### [Task to carry out]
Every line of the material below in which "this" shows up is to be located and copied.

### [Provided material]
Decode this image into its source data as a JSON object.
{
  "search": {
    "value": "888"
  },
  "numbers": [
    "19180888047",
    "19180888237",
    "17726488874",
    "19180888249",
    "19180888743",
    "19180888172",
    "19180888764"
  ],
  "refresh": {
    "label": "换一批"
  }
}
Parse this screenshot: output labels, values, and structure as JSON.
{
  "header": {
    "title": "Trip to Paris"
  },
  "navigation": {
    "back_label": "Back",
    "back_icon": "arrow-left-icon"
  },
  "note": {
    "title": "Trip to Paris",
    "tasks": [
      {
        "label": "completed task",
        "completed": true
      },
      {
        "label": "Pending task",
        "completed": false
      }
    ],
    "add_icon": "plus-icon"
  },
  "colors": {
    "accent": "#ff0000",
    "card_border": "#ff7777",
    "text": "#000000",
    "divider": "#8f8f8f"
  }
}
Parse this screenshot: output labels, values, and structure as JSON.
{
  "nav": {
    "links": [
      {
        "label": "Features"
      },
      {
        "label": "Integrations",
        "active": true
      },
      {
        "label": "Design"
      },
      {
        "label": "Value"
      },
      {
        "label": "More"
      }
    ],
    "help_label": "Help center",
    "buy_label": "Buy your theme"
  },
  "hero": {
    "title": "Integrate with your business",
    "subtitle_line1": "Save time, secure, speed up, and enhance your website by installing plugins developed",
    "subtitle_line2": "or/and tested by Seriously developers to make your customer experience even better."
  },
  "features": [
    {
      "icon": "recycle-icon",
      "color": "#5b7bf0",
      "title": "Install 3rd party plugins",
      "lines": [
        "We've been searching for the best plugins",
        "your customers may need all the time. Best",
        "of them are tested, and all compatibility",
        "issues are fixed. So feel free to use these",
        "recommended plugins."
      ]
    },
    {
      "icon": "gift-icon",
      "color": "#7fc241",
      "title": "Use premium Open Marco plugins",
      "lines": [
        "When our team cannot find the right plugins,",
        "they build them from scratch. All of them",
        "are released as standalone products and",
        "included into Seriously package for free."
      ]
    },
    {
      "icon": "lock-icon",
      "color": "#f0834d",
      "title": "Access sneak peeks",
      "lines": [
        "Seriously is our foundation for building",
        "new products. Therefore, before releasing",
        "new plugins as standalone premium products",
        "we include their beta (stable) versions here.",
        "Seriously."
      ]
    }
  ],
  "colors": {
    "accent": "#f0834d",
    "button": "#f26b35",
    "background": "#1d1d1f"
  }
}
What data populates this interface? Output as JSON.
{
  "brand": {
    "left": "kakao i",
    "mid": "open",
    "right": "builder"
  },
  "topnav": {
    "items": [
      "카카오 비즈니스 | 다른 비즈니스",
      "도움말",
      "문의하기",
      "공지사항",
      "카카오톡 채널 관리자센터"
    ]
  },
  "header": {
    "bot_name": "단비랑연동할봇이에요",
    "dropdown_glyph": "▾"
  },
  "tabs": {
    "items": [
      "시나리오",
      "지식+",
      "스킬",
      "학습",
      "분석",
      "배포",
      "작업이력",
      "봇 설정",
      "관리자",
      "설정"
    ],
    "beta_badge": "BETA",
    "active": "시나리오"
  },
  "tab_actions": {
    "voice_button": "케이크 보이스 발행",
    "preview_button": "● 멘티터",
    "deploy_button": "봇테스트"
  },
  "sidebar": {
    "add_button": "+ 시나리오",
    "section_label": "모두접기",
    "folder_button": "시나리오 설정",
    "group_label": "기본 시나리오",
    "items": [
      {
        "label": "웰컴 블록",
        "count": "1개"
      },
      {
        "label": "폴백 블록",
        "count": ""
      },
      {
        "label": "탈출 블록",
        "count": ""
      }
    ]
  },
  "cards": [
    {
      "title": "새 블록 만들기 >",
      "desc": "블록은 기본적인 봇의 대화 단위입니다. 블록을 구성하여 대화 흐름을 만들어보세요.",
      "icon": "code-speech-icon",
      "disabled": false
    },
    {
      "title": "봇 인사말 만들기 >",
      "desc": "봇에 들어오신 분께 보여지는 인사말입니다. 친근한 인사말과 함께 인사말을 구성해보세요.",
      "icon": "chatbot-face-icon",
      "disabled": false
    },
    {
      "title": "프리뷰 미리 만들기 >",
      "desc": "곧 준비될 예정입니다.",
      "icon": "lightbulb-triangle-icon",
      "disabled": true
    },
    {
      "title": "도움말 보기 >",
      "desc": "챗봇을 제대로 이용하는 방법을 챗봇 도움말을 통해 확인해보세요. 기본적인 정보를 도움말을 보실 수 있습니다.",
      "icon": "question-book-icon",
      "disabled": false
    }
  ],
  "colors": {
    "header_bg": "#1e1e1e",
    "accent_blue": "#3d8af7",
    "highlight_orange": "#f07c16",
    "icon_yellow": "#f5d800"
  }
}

### [Result below]
Decode this image into its source data as a JSON object.
Parse this screenshot: output labels, values, and structure as JSON.
Parse this screenshot: output labels, values, and structure as JSON.
What data populates this interface? Output as JSON.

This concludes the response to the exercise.